Aerial Wolf Control Controversy


Wildlife conservation groups are in an uproar after an old photograph was circulated online showing a U.S. Wildlife Services SuperCub painted with 58 paw-print decals — one for each wolf shot from the aircraft. Wolves were removed from the endangered species list in 2011, but Idaho, Montana and Wyoming Wildlife Services agents have shot hundreds of wolves since 2009. The agency engages in the practice to protect sheep, cattle and other animals from the predation. Fish and Game officials have decided the aircraft would be a useful tool if trapping and hunting methods fall short. Conservation advocates are offended by the photo and the practice, but one part of the argument may warrant more attention.

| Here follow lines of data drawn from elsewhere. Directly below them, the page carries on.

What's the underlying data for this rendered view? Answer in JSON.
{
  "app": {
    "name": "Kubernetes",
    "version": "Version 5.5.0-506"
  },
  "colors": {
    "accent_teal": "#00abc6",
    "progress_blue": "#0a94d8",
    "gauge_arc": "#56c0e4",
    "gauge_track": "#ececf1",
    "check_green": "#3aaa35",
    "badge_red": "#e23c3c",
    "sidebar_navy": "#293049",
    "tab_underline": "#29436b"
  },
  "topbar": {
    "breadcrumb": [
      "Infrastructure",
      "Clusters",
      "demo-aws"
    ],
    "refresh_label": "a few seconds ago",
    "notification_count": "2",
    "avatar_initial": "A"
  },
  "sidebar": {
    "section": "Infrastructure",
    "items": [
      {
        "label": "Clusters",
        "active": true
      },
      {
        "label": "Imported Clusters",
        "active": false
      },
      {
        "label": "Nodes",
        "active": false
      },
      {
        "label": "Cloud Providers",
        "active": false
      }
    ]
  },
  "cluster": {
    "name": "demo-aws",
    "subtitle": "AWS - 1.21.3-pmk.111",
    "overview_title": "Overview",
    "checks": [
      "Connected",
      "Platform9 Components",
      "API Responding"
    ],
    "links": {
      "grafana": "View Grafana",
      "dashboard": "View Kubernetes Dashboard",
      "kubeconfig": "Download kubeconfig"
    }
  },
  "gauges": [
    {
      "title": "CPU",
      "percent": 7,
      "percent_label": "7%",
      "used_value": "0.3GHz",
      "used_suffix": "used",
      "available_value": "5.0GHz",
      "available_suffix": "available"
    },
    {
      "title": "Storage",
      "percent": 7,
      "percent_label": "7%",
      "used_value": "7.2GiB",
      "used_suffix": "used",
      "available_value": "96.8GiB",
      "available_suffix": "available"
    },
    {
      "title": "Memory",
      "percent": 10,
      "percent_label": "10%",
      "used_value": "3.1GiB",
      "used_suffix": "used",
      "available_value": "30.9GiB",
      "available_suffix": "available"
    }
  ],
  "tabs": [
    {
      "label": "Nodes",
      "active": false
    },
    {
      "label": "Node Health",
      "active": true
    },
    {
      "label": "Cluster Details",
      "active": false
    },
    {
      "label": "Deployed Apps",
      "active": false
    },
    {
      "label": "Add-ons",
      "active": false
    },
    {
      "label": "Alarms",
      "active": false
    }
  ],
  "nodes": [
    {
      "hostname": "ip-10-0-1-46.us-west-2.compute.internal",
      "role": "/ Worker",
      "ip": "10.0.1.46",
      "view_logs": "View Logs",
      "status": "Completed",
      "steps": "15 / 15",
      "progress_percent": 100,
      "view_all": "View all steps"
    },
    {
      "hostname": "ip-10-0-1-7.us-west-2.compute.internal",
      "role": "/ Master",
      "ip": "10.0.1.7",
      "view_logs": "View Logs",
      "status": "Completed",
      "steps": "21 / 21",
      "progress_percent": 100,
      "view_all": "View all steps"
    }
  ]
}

According to representatives for the Wildlife Services, the stickers were at one time approved by Wildlife Services officials in Idaho, but they were removed in 2009 after it was recognized that they might be considered offensive. The agencies say they only target wolves for confirmed attacks on livestock and do so with permission from the wolf management agency. They are seeking to remove roughly 65 wolves as a response to dwindling numbers of elk. Wolf advocates say the elk population began falling precipitously before wolves were even reintroduced into the region and blame a shrinking habitat. They are also concerned that aerial hunting will leave some animals wounded and suffering. The previously approved decals suggest to them that the aerial control effort may be more thrill-sport than responsible animal control policy.